Although the present invention has been described with reference to preferred embodiments, numerous modifications and variations can be made and still the result will come within the scope of the invention. No limitation with respect to the specific embodiments disclosed herein is intended or should be inferred.

Patent Citations
Cited PatentFiling datePublication dateApplicantTitle
US3204484 *Nov 16, 1962Sep 7, 1965Calco Mfg CompanySpider drive rotary valve actuating mechanism
US4398562 *Jul 6, 1981Aug 16, 1983Richdel, Inc.Motorized diverter valve
US4646962 *Oct 1, 1985Mar 3, 1987Grant Willie TRotational means for automatic damper means
US4838310 *Mar 28, 1988Jun 13, 1989Motorola, Inc.Hydroelectrically powered, remotely controlled irrigation system
Referenced by

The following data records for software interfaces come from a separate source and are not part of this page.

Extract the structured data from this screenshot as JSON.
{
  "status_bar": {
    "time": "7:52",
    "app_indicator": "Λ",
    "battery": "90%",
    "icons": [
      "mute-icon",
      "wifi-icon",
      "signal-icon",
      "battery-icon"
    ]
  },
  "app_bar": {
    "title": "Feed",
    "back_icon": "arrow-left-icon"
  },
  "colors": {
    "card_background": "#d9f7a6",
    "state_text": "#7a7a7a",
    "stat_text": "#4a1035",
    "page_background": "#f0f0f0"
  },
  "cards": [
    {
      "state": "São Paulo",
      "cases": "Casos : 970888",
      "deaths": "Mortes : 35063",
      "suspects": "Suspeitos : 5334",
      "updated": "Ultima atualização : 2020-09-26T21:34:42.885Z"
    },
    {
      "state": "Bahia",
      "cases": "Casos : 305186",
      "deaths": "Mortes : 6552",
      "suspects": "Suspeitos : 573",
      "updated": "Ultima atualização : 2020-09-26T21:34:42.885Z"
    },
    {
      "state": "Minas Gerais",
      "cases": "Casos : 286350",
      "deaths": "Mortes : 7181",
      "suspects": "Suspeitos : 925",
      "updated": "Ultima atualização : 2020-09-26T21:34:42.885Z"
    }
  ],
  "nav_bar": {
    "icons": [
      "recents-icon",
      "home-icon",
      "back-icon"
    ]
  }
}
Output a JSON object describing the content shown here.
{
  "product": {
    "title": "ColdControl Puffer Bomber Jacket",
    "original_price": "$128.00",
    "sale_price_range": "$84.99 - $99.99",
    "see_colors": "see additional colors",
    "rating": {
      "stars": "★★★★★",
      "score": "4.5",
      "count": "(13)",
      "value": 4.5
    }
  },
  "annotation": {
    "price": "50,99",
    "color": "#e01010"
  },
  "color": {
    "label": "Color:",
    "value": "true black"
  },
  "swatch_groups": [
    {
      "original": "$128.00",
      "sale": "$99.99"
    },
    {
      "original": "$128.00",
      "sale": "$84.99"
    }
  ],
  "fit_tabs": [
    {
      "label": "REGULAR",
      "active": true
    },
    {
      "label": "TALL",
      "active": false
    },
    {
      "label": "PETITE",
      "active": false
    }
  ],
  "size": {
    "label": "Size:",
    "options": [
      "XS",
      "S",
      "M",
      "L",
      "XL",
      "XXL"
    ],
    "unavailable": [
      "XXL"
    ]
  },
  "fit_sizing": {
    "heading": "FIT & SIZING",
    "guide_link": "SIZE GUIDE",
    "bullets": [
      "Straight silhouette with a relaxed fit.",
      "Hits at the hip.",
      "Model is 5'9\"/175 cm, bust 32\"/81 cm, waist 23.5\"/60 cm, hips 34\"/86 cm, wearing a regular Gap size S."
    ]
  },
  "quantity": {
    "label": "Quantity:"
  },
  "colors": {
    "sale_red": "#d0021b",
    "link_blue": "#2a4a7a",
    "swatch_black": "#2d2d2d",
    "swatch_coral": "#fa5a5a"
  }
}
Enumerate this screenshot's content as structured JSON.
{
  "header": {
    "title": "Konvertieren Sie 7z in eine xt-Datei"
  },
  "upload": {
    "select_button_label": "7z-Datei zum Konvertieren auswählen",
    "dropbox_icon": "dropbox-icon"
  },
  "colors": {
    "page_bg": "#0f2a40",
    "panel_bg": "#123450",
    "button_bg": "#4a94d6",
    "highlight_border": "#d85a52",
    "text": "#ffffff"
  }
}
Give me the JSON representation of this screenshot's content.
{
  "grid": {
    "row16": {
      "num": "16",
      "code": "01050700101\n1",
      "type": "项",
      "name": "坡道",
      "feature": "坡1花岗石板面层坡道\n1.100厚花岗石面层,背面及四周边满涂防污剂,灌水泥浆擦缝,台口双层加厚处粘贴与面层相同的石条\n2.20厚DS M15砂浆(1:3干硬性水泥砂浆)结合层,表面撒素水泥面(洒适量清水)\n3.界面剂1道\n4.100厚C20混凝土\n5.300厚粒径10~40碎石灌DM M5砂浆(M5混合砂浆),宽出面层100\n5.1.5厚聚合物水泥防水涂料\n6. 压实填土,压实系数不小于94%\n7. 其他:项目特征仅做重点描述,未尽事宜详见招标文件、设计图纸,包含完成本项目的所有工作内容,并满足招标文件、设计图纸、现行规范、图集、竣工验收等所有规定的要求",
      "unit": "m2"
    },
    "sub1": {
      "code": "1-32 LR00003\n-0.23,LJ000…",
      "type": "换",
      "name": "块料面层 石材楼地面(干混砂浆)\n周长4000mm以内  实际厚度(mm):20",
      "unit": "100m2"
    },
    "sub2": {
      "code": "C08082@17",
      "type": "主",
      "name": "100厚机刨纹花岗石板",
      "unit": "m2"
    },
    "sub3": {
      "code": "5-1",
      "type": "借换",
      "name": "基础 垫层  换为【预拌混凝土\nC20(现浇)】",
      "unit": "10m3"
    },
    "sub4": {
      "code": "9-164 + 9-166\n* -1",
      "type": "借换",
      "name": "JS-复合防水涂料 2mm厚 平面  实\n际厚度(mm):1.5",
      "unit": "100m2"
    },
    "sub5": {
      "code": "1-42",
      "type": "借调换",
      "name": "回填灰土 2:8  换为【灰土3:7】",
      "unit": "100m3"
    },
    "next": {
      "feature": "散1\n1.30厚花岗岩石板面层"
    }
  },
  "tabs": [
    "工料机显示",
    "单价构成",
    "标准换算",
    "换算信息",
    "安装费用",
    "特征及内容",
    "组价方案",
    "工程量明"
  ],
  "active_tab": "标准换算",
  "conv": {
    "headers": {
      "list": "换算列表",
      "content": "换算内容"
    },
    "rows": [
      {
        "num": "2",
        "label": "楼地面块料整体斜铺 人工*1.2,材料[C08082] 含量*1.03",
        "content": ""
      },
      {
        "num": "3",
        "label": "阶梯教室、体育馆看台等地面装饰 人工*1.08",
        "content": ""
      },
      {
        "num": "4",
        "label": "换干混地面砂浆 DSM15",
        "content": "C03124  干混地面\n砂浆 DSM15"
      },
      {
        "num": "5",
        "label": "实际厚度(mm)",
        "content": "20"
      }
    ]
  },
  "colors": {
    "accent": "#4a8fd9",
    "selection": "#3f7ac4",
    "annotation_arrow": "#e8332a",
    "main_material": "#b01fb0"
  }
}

Citing PatentFiling datePublication dateApplicantTitle
US6945274Jul 27, 2004Sep 20, 2005George Houston DavisWater supply shut off and bypass system
US8132778 *Mar 5, 2009Mar 13, 2012Connors Paul ERemote control water valving system for shower or sink
US8201572 *Sep 15, 2009Jun 19, 2012Segal Stanley HWater supply control apparatus and method for use in homes or other structures
US20100155635 *Dec 17, 2009Jun 24, 2010Giovanni FimaSystems & Methods For Monitoring And Controlling Water Consumption
US20110248199 *Nov 12, 2010Oct 13, 2011Konovalski Nicholas KElectronic water main shutoff
Classifications
U.S. Classification137/1, 251/129.04
International ClassificationF17D5/06
Cooperative ClassificationF17D5/06
European ClassificationF17D5/06
Legal Events
DateCodeEventDescription
Sep 15, 2010FPAYFee payment
Year of fee payment: 12
Apr 12, 2007ASAssignment
Owner name: SEGAL, STANLEY H., FLORIDA
Free format text: ASSIGNMENT OF ASSIGNORS INTEREST;ASSIGNOR:DIERINGER, DALE E.;REEL/FRAME:019147/0199
Effective date: 20070410
Apr 5, 2007FPAYFee payment
Year of fee payment: 8
Apr 5, 2007SULPSurcharge for late payment
Apr 2, 2007PRDPPatent reinstated due to the acceptance of a late maintenance fee
Effective date: 20070405
Oct 4, 2006REMIMaintenance fee reminder mailed
Sep 16, 2002FPAYFee payment
Year of fee payment: 4